■ Information shown ■
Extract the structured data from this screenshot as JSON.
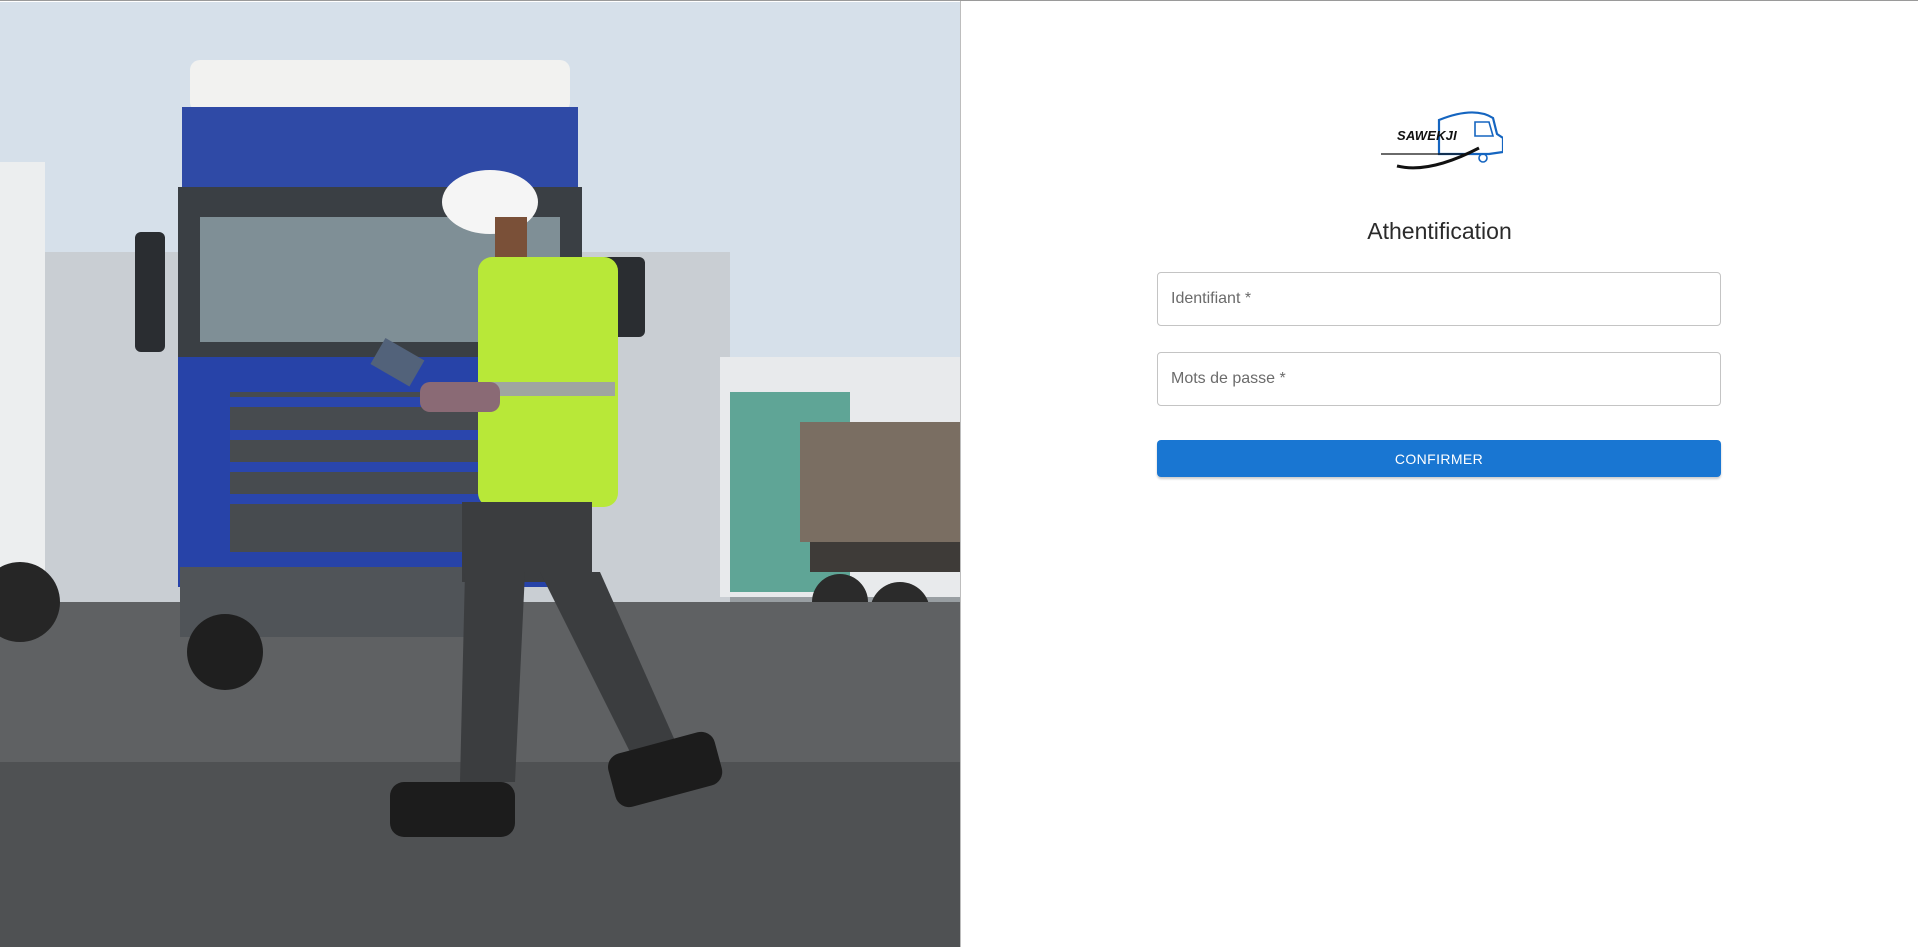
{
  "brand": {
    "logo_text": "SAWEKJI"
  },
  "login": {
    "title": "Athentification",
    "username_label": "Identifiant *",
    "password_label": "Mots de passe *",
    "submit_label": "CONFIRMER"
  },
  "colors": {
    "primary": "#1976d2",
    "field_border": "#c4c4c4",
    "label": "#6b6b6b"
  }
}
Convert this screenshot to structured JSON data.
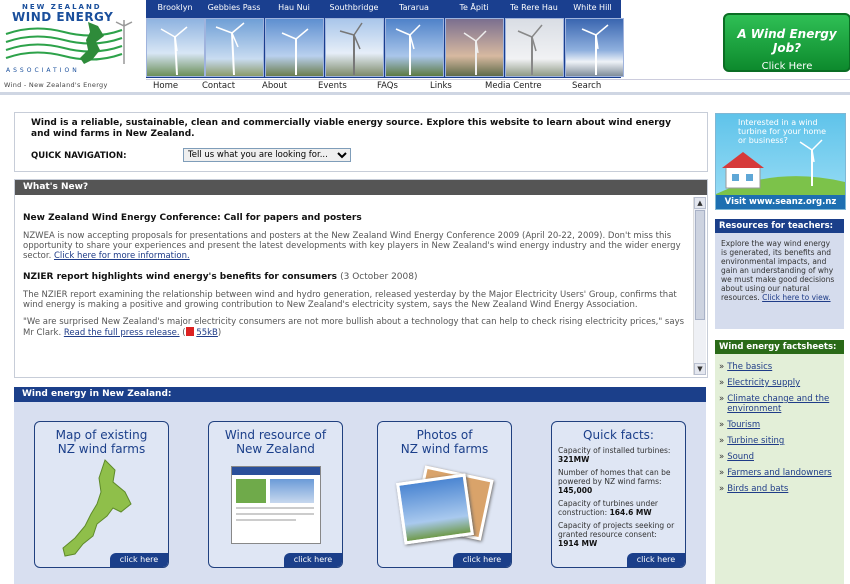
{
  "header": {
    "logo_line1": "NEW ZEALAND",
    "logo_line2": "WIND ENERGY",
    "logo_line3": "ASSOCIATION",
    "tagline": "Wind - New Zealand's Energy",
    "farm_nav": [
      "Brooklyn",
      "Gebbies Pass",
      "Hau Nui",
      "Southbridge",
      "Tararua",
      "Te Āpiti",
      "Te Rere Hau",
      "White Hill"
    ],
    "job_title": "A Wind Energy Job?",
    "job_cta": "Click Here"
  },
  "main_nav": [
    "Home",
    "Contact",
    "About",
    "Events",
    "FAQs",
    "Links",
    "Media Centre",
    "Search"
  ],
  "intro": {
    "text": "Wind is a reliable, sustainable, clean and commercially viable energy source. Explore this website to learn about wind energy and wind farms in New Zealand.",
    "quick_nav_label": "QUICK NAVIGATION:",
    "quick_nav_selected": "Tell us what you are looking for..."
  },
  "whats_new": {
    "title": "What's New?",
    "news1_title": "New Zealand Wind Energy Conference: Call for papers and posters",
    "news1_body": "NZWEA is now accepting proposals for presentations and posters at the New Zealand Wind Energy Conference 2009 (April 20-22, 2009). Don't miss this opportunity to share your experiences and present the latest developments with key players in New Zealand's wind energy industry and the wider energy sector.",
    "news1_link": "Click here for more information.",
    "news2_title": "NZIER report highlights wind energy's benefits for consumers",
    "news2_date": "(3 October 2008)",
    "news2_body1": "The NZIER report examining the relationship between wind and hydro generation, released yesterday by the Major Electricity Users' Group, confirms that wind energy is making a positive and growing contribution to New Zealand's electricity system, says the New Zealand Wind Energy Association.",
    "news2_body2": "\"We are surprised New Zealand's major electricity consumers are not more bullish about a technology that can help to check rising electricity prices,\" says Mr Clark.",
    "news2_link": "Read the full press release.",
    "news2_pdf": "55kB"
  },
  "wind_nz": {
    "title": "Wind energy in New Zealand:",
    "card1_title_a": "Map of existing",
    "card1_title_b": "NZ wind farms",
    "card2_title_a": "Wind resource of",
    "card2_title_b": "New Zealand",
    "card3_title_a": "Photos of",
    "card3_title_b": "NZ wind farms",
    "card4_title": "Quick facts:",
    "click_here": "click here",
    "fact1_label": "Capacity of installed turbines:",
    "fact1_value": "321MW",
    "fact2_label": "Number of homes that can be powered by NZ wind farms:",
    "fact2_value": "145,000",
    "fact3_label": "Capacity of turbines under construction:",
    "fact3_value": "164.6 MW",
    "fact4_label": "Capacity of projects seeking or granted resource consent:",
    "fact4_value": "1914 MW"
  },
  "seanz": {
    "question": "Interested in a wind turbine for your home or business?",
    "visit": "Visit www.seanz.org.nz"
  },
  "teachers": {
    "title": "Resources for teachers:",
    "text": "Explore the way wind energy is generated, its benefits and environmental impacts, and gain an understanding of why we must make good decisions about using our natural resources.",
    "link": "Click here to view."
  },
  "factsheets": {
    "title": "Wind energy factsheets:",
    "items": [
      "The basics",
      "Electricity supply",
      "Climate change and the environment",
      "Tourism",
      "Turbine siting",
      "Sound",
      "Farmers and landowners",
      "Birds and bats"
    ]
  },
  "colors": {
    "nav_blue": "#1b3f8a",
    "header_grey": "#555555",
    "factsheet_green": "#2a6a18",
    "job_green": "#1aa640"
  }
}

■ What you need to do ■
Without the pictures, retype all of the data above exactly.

■ Solution to this task ■
Extract the structured data from this screenshot as JSON.
{
  "brand": {
    "logo_text": "SAWEKJI"
  },
  "login": {
    "title": "Athentification",
    "username_label": "Identifiant *",
    "password_label": "Mots de passe *",
    "submit_label": "CONFIRMER"
  },
  "colors": {
    "primary": "#1976d2",
    "field_border": "#c4c4c4",
    "label": "#6b6b6b"
  }
}
Convert this screenshot to structured JSON data.
{
  "header": {
    "logo_line1": "NEW ZEALAND",
    "logo_line2": "WIND ENERGY",
    "logo_line3": "ASSOCIATION",
    "tagline": "Wind - New Zealand's Energy",
    "farm_nav": [
      "Brooklyn",
      "Gebbies Pass",
      "Hau Nui",
      "Southbridge",
      "Tararua",
      "Te Āpiti",
      "Te Rere Hau",
      "White Hill"
    ],
    "job_title": "A Wind Energy Job?",
    "job_cta": "Click Here"
  },
  "main_nav": [
    "Home",
    "Contact",
    "About",
    "Events",
    "FAQs",
    "Links",
    "Media Centre",
    "Search"
  ],
  "intro": {
    "text": "Wind is a reliable, sustainable, clean and commercially viable energy source. Explore this website to learn about wind energy and wind farms in New Zealand.",
    "quick_nav_label": "QUICK NAVIGATION:",
    "quick_nav_selected": "Tell us what you are looking for..."
  },
  "whats_new": {
    "title": "What's New?",
    "news1_title": "New Zealand Wind Energy Conference: Call for papers and posters",
    "news1_body": "NZWEA is now accepting proposals for presentations and posters at the New Zealand Wind Energy Conference 2009 (April 20-22, 2009). Don't miss this opportunity to share your experiences and present the latest developments with key players in New Zealand's wind energy industry and the wider energy sector.",
    "news1_link": "Click here for more information.",
    "news2_title": "NZIER report highlights wind energy's benefits for consumers",
    "news2_date": "(3 October 2008)",
    "news2_body1": "The NZIER report examining the relationship between wind and hydro generation, released yesterday by the Major Electricity Users' Group, confirms that wind energy is making a positive and growing contribution to New Zealand's electricity system, says the New Zealand Wind Energy Association.",
    "news2_body2": "\"We are surprised New Zealand's major electricity consumers are not more bullish about a technology that can help to check rising electricity prices,\" says Mr Clark.",
    "news2_link": "Read the full press release.",
    "news2_pdf": "55kB"
  },
  "wind_nz": {
    "title": "Wind energy in New Zealand:",
    "card1_title_a": "Map of existing",
    "card1_title_b": "NZ wind farms",
    "card2_title_a": "Wind resource of",
    "card2_title_b": "New Zealand",
    "card3_title_a": "Photos of",
    "card3_title_b": "NZ wind farms",
    "card4_title": "Quick facts:",
    "click_here": "click here",
    "fact1_label": "Capacity of installed turbines:",
    "fact1_value": "321MW",
    "fact2_label": "Number of homes that can be powered by NZ wind farms:",
    "fact2_value": "145,000",
    "fact3_label": "Capacity of turbines under construction:",
    "fact3_value": "164.6 MW",
    "fact4_label": "Capacity of projects seeking or granted resource consent:",
    "fact4_value": "1914 MW"
  },
  "seanz": {
    "question": "Interested in a wind turbine for your home or business?",
    "visit": "Visit www.seanz.org.nz"
  },
  "teachers": {
    "title": "Resources for teachers:",
    "text": "Explore the way wind energy is generated, its benefits and environmental impacts, and gain an understanding of why we must make good decisions about using our natural resources.",
    "link": "Click here to view."
  },
  "factsheets": {
    "title": "Wind energy factsheets:",
    "items": [
      "The basics",
      "Electricity supply",
      "Climate change and the environment",
      "Tourism",
      "Turbine siting",
      "Sound",
      "Farmers and landowners",
      "Birds and bats"
    ]
  },
  "colors": {
    "nav_blue": "#1b3f8a",
    "header_grey": "#555555",
    "factsheet_green": "#2a6a18",
    "job_green": "#1aa640"
  }
}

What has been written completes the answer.